╭─ Input
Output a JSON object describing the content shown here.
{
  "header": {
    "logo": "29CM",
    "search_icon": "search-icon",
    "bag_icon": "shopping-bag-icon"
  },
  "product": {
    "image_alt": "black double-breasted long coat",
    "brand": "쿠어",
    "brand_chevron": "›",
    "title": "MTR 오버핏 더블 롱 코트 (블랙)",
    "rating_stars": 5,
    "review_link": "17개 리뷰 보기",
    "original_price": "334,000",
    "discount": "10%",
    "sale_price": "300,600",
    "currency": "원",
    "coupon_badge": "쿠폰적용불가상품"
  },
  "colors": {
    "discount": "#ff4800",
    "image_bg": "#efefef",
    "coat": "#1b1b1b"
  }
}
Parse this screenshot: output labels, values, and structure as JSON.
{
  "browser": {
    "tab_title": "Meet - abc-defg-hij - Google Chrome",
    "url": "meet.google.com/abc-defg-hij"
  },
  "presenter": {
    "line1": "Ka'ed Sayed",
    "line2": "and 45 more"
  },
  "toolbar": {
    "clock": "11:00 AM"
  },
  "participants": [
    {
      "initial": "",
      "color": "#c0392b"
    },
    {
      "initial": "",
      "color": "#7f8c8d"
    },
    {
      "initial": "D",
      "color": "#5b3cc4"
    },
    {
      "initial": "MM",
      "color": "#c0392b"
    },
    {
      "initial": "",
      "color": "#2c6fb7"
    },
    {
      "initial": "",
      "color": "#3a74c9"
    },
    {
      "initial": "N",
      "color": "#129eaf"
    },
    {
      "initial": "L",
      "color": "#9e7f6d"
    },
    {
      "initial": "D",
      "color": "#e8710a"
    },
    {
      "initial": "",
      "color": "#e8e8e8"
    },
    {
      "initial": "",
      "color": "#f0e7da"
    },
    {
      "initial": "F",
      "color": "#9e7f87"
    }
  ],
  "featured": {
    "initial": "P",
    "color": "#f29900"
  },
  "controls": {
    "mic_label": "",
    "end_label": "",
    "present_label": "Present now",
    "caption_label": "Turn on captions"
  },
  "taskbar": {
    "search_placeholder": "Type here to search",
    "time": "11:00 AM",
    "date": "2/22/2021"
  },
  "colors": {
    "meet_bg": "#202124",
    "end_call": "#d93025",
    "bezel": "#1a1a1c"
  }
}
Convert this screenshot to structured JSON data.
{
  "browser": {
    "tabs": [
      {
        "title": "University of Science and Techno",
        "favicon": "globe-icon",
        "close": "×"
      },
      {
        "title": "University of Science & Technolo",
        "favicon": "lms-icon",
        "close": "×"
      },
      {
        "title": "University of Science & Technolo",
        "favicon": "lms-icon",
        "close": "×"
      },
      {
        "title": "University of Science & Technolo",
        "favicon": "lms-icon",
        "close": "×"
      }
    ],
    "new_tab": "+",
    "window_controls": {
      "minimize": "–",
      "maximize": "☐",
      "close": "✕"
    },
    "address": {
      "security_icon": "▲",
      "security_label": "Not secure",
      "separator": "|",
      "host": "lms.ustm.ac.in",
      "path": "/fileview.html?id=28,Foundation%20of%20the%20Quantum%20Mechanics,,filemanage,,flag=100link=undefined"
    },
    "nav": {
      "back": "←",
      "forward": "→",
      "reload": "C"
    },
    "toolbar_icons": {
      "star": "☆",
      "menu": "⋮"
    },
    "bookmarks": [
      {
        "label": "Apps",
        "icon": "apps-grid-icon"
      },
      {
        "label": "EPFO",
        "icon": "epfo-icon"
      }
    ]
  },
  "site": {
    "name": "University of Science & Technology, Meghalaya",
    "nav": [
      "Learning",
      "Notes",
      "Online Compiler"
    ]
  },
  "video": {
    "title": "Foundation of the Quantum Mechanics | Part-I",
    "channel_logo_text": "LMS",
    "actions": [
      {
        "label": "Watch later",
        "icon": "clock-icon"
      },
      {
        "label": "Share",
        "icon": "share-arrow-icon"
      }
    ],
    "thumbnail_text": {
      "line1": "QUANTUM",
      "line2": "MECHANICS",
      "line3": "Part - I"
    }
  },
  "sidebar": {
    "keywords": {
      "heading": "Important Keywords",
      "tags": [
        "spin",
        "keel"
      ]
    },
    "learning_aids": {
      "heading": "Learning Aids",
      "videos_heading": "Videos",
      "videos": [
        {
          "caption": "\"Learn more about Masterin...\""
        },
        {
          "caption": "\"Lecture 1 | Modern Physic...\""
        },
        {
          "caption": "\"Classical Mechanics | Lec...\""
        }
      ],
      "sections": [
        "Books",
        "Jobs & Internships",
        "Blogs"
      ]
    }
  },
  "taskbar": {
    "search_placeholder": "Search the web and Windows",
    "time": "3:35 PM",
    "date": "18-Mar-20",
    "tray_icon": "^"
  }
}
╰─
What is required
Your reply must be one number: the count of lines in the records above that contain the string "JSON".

Output of the exercise
3